'''

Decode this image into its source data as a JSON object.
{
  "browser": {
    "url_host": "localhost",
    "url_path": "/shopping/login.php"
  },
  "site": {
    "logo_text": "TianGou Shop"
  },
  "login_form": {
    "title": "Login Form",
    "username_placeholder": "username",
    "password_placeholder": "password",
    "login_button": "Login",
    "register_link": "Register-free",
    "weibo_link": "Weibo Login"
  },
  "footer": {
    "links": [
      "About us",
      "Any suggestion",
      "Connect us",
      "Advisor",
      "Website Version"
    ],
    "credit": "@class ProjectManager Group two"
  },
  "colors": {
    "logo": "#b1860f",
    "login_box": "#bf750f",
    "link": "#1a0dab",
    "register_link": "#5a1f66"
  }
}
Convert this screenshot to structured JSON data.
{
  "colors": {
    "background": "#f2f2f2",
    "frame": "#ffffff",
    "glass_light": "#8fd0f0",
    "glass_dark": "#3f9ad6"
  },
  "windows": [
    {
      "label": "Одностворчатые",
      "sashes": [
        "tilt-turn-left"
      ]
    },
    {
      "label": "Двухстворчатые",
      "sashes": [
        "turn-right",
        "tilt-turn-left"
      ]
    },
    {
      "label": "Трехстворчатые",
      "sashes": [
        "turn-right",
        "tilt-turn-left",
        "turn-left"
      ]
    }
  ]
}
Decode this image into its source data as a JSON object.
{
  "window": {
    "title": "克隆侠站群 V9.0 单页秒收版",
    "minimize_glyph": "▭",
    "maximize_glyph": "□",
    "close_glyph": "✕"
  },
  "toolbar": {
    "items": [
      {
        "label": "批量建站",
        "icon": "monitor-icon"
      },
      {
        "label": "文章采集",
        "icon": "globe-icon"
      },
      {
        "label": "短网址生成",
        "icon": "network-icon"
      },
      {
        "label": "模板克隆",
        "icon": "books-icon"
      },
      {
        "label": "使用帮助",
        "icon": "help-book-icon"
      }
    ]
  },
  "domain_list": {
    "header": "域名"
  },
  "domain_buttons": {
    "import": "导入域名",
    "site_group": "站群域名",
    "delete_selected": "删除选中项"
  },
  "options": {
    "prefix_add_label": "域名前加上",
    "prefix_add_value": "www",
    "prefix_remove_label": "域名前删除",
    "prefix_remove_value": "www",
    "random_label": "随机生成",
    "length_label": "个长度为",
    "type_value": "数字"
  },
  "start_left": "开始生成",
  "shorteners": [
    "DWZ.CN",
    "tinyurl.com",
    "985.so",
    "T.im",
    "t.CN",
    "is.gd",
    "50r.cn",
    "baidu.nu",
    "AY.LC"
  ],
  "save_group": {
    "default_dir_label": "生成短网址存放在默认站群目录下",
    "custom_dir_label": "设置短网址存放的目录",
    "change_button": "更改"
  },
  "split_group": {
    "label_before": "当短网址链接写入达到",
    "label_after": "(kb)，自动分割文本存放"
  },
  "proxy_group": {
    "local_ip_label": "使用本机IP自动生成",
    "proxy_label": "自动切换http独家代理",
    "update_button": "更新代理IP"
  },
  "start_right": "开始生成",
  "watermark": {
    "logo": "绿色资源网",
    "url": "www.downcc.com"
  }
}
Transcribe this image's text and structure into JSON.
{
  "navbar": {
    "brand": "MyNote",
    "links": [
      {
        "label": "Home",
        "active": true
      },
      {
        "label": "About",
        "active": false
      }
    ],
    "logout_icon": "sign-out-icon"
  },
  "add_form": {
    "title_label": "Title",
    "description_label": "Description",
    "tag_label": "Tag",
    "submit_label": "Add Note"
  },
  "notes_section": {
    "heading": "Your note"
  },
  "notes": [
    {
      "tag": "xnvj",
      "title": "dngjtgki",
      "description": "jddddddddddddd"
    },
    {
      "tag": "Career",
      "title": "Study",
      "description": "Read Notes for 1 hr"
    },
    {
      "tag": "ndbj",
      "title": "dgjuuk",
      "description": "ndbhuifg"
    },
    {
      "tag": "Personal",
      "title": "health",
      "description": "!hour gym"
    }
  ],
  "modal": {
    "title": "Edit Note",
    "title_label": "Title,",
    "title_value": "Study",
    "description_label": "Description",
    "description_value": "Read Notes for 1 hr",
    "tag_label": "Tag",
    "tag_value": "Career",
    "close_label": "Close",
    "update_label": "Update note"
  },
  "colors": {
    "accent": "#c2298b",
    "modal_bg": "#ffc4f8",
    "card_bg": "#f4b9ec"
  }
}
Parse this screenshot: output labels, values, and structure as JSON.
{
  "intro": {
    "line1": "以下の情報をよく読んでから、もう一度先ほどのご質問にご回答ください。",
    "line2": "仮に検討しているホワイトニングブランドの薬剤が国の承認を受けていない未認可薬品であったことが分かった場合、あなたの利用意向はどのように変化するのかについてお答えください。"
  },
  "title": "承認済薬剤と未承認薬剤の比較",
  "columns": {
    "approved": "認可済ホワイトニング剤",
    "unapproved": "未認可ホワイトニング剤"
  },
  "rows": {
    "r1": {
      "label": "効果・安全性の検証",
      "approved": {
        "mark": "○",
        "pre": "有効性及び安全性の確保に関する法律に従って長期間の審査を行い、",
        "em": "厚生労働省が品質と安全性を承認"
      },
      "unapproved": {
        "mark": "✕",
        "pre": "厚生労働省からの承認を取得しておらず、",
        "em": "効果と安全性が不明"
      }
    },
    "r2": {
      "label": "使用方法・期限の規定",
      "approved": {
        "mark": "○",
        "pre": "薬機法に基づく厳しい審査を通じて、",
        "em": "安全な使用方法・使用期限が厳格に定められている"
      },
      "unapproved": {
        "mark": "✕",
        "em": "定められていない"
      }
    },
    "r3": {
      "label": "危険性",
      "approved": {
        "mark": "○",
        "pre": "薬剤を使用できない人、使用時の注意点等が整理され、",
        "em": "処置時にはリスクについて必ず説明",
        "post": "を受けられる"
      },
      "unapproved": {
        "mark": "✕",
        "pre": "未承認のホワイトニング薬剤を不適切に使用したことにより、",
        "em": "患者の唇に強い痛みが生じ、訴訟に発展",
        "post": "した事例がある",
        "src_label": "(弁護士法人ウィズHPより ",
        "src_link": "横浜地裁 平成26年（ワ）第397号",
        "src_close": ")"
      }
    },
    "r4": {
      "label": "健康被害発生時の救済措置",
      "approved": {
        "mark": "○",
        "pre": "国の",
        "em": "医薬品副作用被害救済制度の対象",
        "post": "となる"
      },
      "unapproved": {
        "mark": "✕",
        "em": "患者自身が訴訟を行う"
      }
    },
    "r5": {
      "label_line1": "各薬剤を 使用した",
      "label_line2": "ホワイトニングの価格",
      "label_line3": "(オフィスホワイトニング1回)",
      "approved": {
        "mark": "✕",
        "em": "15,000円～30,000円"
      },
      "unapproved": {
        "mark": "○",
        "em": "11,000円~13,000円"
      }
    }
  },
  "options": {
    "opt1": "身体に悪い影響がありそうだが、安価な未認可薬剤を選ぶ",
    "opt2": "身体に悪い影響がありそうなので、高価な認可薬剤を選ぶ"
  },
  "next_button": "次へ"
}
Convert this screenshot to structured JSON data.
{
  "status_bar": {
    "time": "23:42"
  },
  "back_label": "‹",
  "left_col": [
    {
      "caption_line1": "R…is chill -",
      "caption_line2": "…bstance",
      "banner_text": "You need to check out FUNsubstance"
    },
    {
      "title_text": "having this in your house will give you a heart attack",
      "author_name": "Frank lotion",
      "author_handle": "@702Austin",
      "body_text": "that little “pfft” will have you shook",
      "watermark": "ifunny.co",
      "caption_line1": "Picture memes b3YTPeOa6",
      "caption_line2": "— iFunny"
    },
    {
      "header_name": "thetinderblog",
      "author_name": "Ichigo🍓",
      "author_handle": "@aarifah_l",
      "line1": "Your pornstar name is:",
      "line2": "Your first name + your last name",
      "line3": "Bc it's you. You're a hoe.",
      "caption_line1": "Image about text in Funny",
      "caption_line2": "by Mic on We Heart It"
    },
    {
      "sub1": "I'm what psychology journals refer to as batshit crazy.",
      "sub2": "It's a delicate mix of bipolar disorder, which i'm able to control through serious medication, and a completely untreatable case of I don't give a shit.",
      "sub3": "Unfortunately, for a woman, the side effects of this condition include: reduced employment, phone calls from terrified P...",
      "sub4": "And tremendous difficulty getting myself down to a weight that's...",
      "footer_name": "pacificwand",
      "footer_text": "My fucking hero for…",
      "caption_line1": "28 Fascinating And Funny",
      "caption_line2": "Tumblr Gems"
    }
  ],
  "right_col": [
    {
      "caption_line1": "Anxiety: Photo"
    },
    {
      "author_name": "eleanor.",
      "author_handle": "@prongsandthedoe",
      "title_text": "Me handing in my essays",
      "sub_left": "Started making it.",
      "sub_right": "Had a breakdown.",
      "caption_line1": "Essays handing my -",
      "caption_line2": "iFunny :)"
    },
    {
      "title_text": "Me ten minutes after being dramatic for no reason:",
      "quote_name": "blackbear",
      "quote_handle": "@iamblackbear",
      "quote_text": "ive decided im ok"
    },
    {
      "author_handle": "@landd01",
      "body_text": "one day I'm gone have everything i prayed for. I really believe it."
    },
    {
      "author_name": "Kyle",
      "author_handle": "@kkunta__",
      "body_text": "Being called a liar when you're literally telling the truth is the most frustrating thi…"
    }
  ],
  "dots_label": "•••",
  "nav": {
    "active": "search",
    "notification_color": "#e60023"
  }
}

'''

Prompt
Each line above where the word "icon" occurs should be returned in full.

Output
        "icon": "monitor-icon"
        "icon": "globe-icon"
        "icon": "network-icon"
        "icon": "books-icon"
        "icon": "help-book-icon"
    "logout_icon": "sign-out-icon"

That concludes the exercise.